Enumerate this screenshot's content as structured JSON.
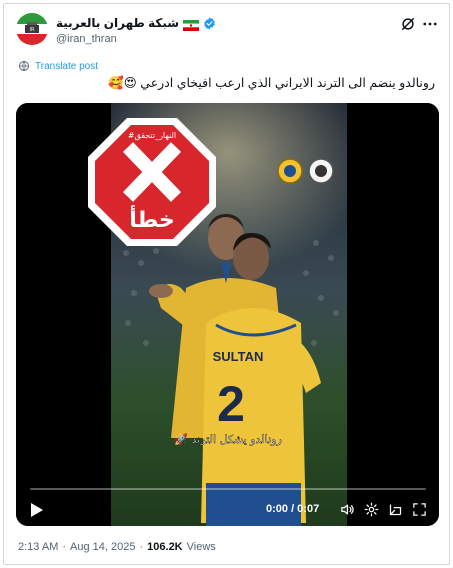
{
  "author": {
    "display_name": "شبكة طهران بالعربية",
    "handle": "@iran_thran",
    "flag_emoji": "🇮🇷",
    "verified_color": "#1d9bf0"
  },
  "actions": {
    "grok_icon": "grok-icon",
    "more_icon": "more-icon"
  },
  "translate_label": "Translate post",
  "post_text": "رونالدو ينضم الى الترند الايراني الذي ارعب افيخاي ادرعي 😍🥰",
  "media": {
    "stamp_tag": "#النهار_تتحقق",
    "stamp_word": "خطأ",
    "caption": "رونالدو يشكل الترند 🚀",
    "jersey_name": "SULTAN",
    "jersey_number": "2",
    "stamp_color": "#d7262c"
  },
  "player": {
    "time": "0:00 / 0:07",
    "progress": 0.0
  },
  "meta": {
    "time": "2:13 AM",
    "separator": "·",
    "date": "Aug 14, 2025",
    "views_count": "106.2K",
    "views_label": "Views"
  }
}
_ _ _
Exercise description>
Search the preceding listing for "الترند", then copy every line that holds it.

Answer to this problem>
  "post_text": "رونالدو ينضم الى الترند الايراني الذي ارعب افيخاي ادرعي 😍🥰",
    "caption": "رونالدو يشكل الترند 🚀",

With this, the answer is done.